Furthermore, political analysts remain skeptical as to how dissolving municipal police and creating a unified state police will eliminate inefficiency and the “entangled relationship in between corrupt authorities and Mexican cartels,” questions BBC Mundo, which also notes that the actual procedure of unification is also rather convoluted. In the same article, analyst Alejandro Hope added “It is not clear if they are talking about eliminating 1.800 municipal police or passing them over to state police. It is not the same.” Further criticisms arise over the constitutional change that would allow the federal government and the executive branch the power to dissolve local governments accused of infiltration by drug trafficking. Also, some argue that this centralization of power that the federal and executive branches would be given could ultimately be more harmful than helpful, writes BBC Mundo.
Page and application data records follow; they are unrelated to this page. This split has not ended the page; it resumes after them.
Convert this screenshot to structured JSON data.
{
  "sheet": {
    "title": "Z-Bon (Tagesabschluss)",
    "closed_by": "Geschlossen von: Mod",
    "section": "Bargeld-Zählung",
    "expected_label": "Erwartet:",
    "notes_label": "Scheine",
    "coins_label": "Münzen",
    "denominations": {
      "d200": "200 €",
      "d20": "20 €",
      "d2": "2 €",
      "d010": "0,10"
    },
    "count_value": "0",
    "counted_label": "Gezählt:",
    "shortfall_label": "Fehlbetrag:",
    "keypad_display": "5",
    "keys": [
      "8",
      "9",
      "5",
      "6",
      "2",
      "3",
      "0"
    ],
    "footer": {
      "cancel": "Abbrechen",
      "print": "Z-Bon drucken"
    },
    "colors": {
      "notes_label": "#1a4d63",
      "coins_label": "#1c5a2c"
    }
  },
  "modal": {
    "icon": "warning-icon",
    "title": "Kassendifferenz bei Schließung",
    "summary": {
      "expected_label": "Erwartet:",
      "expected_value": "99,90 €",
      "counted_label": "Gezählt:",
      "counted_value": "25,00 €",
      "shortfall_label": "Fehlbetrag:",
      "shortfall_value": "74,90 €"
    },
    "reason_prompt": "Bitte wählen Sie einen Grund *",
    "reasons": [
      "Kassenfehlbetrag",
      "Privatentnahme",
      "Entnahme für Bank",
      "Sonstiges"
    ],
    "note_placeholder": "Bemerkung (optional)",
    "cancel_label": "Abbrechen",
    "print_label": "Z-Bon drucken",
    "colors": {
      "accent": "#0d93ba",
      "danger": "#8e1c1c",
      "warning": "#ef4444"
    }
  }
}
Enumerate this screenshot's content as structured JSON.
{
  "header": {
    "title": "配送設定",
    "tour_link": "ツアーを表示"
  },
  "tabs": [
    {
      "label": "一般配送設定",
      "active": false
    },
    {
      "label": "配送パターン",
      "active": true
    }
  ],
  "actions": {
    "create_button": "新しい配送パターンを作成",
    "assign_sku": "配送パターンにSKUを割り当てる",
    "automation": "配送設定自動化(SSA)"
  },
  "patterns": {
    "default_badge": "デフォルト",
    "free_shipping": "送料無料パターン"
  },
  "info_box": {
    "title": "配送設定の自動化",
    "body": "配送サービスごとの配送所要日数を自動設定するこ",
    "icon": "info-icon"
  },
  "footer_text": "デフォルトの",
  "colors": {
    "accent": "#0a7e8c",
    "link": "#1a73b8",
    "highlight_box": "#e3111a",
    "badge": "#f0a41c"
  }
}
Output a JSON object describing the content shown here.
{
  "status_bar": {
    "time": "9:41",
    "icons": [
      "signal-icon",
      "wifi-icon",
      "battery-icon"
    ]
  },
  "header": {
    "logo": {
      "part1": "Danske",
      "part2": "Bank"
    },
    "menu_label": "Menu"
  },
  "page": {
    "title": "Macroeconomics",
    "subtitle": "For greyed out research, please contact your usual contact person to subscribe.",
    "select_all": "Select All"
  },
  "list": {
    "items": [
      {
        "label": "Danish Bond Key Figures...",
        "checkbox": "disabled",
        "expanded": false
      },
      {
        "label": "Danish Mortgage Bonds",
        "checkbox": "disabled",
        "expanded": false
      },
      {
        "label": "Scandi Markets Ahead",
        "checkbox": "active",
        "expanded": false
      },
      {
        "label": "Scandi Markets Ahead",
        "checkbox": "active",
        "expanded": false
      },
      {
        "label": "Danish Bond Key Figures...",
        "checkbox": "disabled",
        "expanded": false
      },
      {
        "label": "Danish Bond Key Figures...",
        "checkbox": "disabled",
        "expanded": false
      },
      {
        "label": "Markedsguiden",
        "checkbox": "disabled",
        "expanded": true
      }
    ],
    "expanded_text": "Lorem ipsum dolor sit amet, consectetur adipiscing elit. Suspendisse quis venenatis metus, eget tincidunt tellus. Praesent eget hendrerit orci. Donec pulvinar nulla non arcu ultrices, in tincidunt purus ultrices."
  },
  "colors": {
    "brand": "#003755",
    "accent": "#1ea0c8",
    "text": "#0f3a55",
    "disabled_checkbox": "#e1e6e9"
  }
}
The Peña Nieto administration hopes that this plan will mark the start of a new chapter befalling the crisis of the 43 missing students in Iguala. “After Iguala, Mexico must change,” President Peña Nieto admitted. Supporters of the reforms state that the proposals will help administrations to overcome problems with police inefficiency and justice overall. However, those in opposition of the reforms believe that the proposals do not reach the center of the problem of corruption and impunity in Mexico.


“Las reacciones a las reformas de seguridad anunciadas por Peña Nieto.” CNN México. November 27, 2014.

“8 de las 14 nuevas medidas de Peña en seguridad, sujetas al Congreso.” CNN México. November 28, 2014.

“Peña admite que implementar su plan de seguridad será tardado y difícil.” CNN México. November 28, 2014.

Corona, Sonia. “El plan de Peña Nieto contra la impunidad desata críticas.” El País. November 29, 2014.

“President Peña Nieto proposes unified state police commands, among other reforms.” Justice in Mexico. November 30, 2014.

Grant, Will, “México: Puede reforma de Peña Nieto superar la crisis de Iguala?” BBC Mundo. December 1, 2014.

Leave a Comment

Your email address will not be published. Required fields are marked *